Some believe eating human placenta — raw, cooked, or dried out, pulverized and encapsulated — has health benefits. But a review of the handful of studies on the subject has found no evidence that eating placenta is good for you.
Placenta consumption has been recommended for pain reduction, strengthening the immune system, better maternal bonding, faster uterine recovery, and for the prevention of postpartum depression, sleep disorders and menstrual disorders.
Researchers, writing in Archives of Women’s Mental Health, reviewed 10 studies, four human and six animal. One examined the claim that consuming encapsulated placenta improves lactation, but the study did not adhere to current scientific standards, and no conclusions could be drawn. Neither animal nor human studies found good evidence for pain relief. There are no randomized, placebo-controlled trials of placenta consumption.

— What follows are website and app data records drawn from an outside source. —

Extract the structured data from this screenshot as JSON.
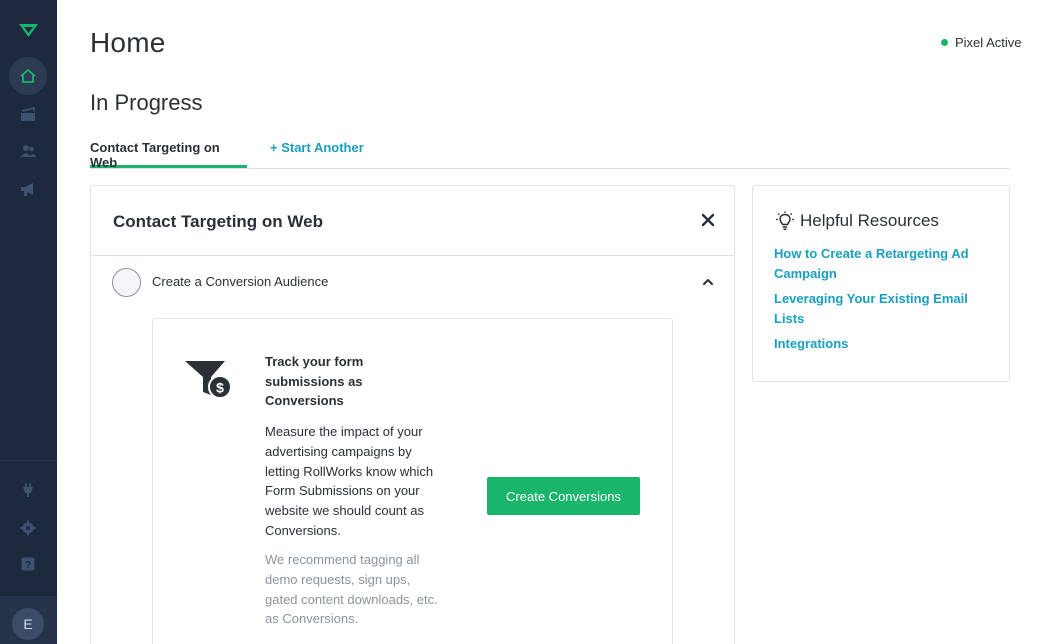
{
  "sidebar": {
    "avatar_initial": "E",
    "items": [
      {
        "icon": "home-icon",
        "active": true
      },
      {
        "icon": "campaign-icon",
        "active": false
      },
      {
        "icon": "audience-icon",
        "active": false
      },
      {
        "icon": "megaphone-icon",
        "active": false
      }
    ],
    "bottom_items": [
      {
        "icon": "plugin-icon"
      },
      {
        "icon": "settings-icon"
      },
      {
        "icon": "help-icon"
      }
    ]
  },
  "header": {
    "title": "Home",
    "pixel_status": "Pixel Active"
  },
  "section": {
    "title": "In Progress"
  },
  "tabs": [
    {
      "label": "Contact Targeting on Web",
      "active": true
    },
    {
      "label": "+ Start Another",
      "active": false
    }
  ],
  "card": {
    "title": "Contact Targeting on Web",
    "step": {
      "label": "Create a Conversion Audience"
    },
    "content": {
      "heading": "Track your form submissions as Conversions",
      "body": "Measure the impact of your advertising campaigns by letting RollWorks know which Form Submissions on your website we should count as Conversions.",
      "note": "We recommend tagging all demo requests, sign ups, gated content downloads, etc. as Conversions.",
      "button_label": "Create Conversions"
    }
  },
  "resources": {
    "title": "Helpful Resources",
    "links": [
      "How to Create a Retargeting Ad Campaign",
      "Leveraging Your Existing Email Lists",
      "Integrations"
    ]
  },
  "colors": {
    "sidebar_bg": "#1d2a3d",
    "accent_green": "#19b56a",
    "link_blue": "#1a9fbf"
  }
}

Although the potential adverse effects of eating placenta are not known, the placenta is not sterile, and several studies found that the organ was contaminated with bacteria as well as selenium, cadmium, mercury and lead.
“This is an unregulated practice with no evidence-based research about its risks and benefits,” said the lead author, Dr. Crystal T. Clark, an assistant professor of psychiatry at Northwestern. “It should certainly not be used in place of other treatments for postpartum depression or other postpartum complications until we have further research about its benefits.”